Return every entry in full, with no alterations.

<<<<

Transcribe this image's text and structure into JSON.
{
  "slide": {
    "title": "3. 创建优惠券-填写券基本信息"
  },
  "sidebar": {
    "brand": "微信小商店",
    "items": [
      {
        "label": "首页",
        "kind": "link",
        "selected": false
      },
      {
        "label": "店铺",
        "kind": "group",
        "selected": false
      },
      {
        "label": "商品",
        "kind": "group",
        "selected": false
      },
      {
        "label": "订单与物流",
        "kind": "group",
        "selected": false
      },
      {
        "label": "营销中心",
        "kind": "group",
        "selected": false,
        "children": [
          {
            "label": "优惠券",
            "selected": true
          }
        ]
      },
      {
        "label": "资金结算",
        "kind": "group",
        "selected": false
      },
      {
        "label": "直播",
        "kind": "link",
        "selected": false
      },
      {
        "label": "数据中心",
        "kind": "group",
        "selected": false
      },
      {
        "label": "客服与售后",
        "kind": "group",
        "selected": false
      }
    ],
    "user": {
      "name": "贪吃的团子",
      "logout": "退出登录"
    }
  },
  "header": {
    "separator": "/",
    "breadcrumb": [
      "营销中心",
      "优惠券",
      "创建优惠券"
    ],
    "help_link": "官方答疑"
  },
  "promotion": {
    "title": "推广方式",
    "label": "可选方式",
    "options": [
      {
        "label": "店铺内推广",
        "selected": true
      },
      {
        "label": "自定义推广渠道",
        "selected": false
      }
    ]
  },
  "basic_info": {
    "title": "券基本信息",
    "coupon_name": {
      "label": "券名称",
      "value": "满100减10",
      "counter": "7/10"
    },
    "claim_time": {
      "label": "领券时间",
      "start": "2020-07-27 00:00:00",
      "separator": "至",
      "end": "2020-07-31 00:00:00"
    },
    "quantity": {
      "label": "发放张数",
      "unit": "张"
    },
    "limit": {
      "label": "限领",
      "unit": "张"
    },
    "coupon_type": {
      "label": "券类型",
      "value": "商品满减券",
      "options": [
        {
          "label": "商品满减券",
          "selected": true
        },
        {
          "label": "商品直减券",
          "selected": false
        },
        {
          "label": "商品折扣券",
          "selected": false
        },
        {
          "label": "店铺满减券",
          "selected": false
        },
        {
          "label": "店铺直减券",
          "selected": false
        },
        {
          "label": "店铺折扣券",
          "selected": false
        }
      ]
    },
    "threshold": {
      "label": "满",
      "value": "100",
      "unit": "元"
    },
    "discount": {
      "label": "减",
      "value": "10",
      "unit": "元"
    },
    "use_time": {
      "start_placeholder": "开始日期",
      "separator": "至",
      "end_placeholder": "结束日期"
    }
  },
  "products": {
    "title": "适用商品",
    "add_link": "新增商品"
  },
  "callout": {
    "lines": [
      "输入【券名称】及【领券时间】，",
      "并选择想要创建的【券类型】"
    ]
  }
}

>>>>

● PROBLEM SOLUTION
Transcribe this image's text and structure into JSON.
{
  "slide": {
    "title": "3. 创建优惠券-填写券基本信息"
  },
  "sidebar": {
    "brand": "微信小商店",
    "items": [
      {
        "label": "首页",
        "kind": "link",
        "selected": false
      },
      {
        "label": "店铺",
        "kind": "group",
        "selected": false
      },
      {
        "label": "商品",
        "kind": "group",
        "selected": false
      },
      {
        "label": "订单与物流",
        "kind": "group",
        "selected": false
      },
      {
        "label": "营销中心",
        "kind": "group",
        "selected": false,
        "children": [
          {
            "label": "优惠券",
            "selected": true
          }
        ]
      },
      {
        "label": "资金结算",
        "kind": "group",
        "selected": false
      },
      {
        "label": "直播",
        "kind": "link",
        "selected": false
      },
      {
        "label": "数据中心",
        "kind": "group",
        "selected": false
      },
      {
        "label": "客服与售后",
        "kind": "group",
        "selected": false
      }
    ],
    "user": {
      "name": "贪吃的团子",
      "logout": "退出登录"
    }
  },
  "header": {
    "separator": "/",
    "breadcrumb": [
      "营销中心",
      "优惠券",
      "创建优惠券"
    ],
    "help_link": "官方答疑"
  },
  "promotion": {
    "title": "推广方式",
    "label": "可选方式",
    "options": [
      {
        "label": "店铺内推广",
        "selected": true
      },
      {
        "label": "自定义推广渠道",
        "selected": false
      }
    ]
  },
  "basic_info": {
    "title": "券基本信息",
    "coupon_name": {
      "label": "券名称",
      "value": "满100减10",
      "counter": "7/10"
    },
    "claim_time": {
      "label": "领券时间",
      "start": "2020-07-27 00:00:00",
      "separator": "至",
      "end": "2020-07-31 00:00:00"
    },
    "quantity": {
      "label": "发放张数",
      "unit": "张"
    },
    "limit": {
      "label": "限领",
      "unit": "张"
    },
    "coupon_type": {
      "label": "券类型",
      "value": "商品满减券",
      "options": [
        {
          "label": "商品满减券",
          "selected": true
        },
        {
          "label": "商品直减券",
          "selected": false
        },
        {
          "label": "商品折扣券",
          "selected": false
        },
        {
          "label": "店铺满减券",
          "selected": false
        },
        {
          "label": "店铺直减券",
          "selected": false
        },
        {
          "label": "店铺折扣券",
          "selected": false
        }
      ]
    },
    "threshold": {
      "label": "满",
      "value": "100",
      "unit": "元"
    },
    "discount": {
      "label": "减",
      "value": "10",
      "unit": "元"
    },
    "use_time": {
      "start_placeholder": "开始日期",
      "separator": "至",
      "end_placeholder": "结束日期"
    }
  },
  "products": {
    "title": "适用商品",
    "add_link": "新增商品"
  },
  "callout": {
    "lines": [
      "输入【券名称】及【领券时间】，",
      "并选择想要创建的【券类型】"
    ]
  }
}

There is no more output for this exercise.